__Required work__. Could every entry be set down once more, exactly as given?

__Given data__.
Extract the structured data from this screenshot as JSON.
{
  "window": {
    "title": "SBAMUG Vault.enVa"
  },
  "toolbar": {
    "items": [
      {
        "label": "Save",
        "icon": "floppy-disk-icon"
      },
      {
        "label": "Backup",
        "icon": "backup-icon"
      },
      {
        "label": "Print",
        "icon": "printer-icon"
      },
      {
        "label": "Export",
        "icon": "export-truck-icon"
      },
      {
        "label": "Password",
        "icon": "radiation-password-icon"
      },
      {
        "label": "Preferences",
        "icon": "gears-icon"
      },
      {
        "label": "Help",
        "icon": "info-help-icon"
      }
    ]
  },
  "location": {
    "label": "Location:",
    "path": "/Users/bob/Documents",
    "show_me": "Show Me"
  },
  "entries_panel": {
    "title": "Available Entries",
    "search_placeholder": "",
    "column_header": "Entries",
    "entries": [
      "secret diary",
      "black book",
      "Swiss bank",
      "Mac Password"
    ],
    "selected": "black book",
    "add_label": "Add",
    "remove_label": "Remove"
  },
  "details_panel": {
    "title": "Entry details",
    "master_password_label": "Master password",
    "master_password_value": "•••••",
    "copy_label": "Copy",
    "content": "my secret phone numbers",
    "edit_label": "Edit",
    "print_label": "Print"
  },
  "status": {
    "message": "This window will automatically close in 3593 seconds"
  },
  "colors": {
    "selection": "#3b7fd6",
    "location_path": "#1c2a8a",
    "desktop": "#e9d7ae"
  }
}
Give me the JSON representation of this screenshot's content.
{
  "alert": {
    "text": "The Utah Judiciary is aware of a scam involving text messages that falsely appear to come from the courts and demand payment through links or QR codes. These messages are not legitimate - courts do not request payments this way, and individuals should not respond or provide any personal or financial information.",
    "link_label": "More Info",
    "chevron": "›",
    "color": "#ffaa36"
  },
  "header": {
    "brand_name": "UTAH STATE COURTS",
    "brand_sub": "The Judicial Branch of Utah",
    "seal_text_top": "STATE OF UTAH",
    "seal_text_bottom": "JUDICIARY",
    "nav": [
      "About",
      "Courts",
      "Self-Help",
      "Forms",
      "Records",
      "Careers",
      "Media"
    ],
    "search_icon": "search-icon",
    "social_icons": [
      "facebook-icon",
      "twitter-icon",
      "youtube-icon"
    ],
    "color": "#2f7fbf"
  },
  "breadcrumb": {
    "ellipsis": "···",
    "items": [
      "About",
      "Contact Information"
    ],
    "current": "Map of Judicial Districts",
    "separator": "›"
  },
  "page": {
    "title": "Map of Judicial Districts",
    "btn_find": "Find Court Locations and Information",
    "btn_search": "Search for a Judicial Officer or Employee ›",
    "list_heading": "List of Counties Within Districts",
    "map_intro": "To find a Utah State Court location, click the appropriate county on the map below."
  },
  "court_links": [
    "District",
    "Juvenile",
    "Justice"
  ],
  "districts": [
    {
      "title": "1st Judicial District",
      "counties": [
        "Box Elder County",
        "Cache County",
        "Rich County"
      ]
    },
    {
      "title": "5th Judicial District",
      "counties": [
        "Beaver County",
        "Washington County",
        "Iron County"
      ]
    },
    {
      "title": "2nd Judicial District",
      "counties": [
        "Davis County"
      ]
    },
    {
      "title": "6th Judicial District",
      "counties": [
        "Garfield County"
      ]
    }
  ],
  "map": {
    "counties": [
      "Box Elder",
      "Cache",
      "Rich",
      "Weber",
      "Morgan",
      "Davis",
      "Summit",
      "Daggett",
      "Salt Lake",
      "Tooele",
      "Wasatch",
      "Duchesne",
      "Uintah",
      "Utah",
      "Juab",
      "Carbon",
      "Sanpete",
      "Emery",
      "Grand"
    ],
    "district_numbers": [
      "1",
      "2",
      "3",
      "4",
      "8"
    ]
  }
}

__Answer to this task__.
Extract the structured data from this screenshot as JSON.
{
  "window": {
    "title": "SBAMUG Vault.enVa"
  },
  "toolbar": {
    "items": [
      {
        "label": "Save",
        "icon": "floppy-disk-icon"
      },
      {
        "label": "Backup",
        "icon": "backup-icon"
      },
      {
        "label": "Print",
        "icon": "printer-icon"
      },
      {
        "label": "Export",
        "icon": "export-truck-icon"
      },
      {
        "label": "Password",
        "icon": "radiation-password-icon"
      },
      {
        "label": "Preferences",
        "icon": "gears-icon"
      },
      {
        "label": "Help",
        "icon": "info-help-icon"
      }
    ]
  },
  "location": {
    "label": "Location:",
    "path": "/Users/bob/Documents",
    "show_me": "Show Me"
  },
  "entries_panel": {
    "title": "Available Entries",
    "search_placeholder": "",
    "column_header": "Entries",
    "entries": [
      "secret diary",
      "black book",
      "Swiss bank",
      "Mac Password"
    ],
    "selected": "black book",
    "add_label": "Add",
    "remove_label": "Remove"
  },
  "details_panel": {
    "title": "Entry details",
    "master_password_label": "Master password",
    "master_password_value": "•••••",
    "copy_label": "Copy",
    "content": "my secret phone numbers",
    "edit_label": "Edit",
    "print_label": "Print"
  },
  "status": {
    "message": "This window will automatically close in 3593 seconds"
  },
  "colors": {
    "selection": "#3b7fd6",
    "location_path": "#1c2a8a",
    "desktop": "#e9d7ae"
  }
}
Give me the JSON representation of this screenshot's content.
{
  "alert": {
    "text": "The Utah Judiciary is aware of a scam involving text messages that falsely appear to come from the courts and demand payment through links or QR codes. These messages are not legitimate - courts do not request payments this way, and individuals should not respond or provide any personal or financial information.",
    "link_label": "More Info",
    "chevron": "›",
    "color": "#ffaa36"
  },
  "header": {
    "brand_name": "UTAH STATE COURTS",
    "brand_sub": "The Judicial Branch of Utah",
    "seal_text_top": "STATE OF UTAH",
    "seal_text_bottom": "JUDICIARY",
    "nav": [
      "About",
      "Courts",
      "Self-Help",
      "Forms",
      "Records",
      "Careers",
      "Media"
    ],
    "search_icon": "search-icon",
    "social_icons": [
      "facebook-icon",
      "twitter-icon",
      "youtube-icon"
    ],
    "color": "#2f7fbf"
  },
  "breadcrumb": {
    "ellipsis": "···",
    "items": [
      "About",
      "Contact Information"
    ],
    "current": "Map of Judicial Districts",
    "separator": "›"
  },
  "page": {
    "title": "Map of Judicial Districts",
    "btn_find": "Find Court Locations and Information",
    "btn_search": "Search for a Judicial Officer or Employee ›",
    "list_heading": "List of Counties Within Districts",
    "map_intro": "To find a Utah State Court location, click the appropriate county on the map below."
  },
  "court_links": [
    "District",
    "Juvenile",
    "Justice"
  ],
  "districts": [
    {
      "title": "1st Judicial District",
      "counties": [
        "Box Elder County",
        "Cache County",
        "Rich County"
      ]
    },
    {
      "title": "5th Judicial District",
      "counties": [
        "Beaver County",
        "Washington County",
        "Iron County"
      ]
    },
    {
      "title": "2nd Judicial District",
      "counties": [
        "Davis County"
      ]
    },
    {
      "title": "6th Judicial District",
      "counties": [
        "Garfield County"
      ]
    }
  ],
  "map": {
    "counties": [
      "Box Elder",
      "Cache",
      "Rich",
      "Weber",
      "Morgan",
      "Davis",
      "Summit",
      "Daggett",
      "Salt Lake",
      "Tooele",
      "Wasatch",
      "Duchesne",
      "Uintah",
      "Utah",
      "Juab",
      "Carbon",
      "Sanpete",
      "Emery",
      "Grand"
    ],
    "district_numbers": [
      "1",
      "2",
      "3",
      "4",
      "8"
    ]
  }
}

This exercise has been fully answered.